(Beginning of Records supplied)
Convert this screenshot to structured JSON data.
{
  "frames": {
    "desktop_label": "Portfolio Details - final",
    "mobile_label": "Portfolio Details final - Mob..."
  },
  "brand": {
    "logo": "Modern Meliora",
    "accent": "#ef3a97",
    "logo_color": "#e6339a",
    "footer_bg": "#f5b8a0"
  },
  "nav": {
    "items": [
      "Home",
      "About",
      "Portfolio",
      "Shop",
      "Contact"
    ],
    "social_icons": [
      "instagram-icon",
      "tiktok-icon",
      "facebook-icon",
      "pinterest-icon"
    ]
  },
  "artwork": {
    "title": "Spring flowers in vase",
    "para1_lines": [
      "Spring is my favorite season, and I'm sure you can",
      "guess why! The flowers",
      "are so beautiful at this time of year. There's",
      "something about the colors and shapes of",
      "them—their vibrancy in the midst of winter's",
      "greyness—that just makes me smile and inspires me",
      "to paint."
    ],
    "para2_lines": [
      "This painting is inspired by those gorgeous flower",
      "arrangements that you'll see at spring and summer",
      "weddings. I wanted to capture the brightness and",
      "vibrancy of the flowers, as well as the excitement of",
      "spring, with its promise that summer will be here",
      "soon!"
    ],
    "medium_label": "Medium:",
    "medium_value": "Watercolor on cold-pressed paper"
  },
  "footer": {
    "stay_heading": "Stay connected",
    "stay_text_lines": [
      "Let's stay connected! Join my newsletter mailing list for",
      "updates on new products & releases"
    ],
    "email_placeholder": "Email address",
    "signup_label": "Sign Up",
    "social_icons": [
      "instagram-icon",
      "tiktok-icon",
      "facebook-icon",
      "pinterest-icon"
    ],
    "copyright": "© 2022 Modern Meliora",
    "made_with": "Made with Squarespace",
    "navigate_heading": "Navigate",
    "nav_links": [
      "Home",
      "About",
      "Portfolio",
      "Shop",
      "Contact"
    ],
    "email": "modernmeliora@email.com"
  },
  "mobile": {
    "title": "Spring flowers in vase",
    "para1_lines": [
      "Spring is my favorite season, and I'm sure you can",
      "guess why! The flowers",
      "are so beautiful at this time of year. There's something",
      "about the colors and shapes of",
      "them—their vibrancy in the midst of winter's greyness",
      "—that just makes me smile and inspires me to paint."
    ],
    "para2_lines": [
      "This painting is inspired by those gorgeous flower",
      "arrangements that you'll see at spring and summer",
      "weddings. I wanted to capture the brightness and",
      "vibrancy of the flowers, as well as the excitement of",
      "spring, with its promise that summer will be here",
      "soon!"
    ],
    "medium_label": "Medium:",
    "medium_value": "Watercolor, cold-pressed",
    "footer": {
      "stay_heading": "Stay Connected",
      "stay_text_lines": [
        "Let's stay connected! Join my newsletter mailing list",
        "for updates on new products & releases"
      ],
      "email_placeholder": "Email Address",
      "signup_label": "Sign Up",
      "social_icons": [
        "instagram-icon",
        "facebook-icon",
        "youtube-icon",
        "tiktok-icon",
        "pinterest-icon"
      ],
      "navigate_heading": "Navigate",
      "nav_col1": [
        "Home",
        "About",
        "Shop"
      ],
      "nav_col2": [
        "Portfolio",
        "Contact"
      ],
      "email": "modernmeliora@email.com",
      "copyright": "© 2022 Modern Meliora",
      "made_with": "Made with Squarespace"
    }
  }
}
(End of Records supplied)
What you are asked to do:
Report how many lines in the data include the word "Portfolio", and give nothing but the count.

Answer to this task:
5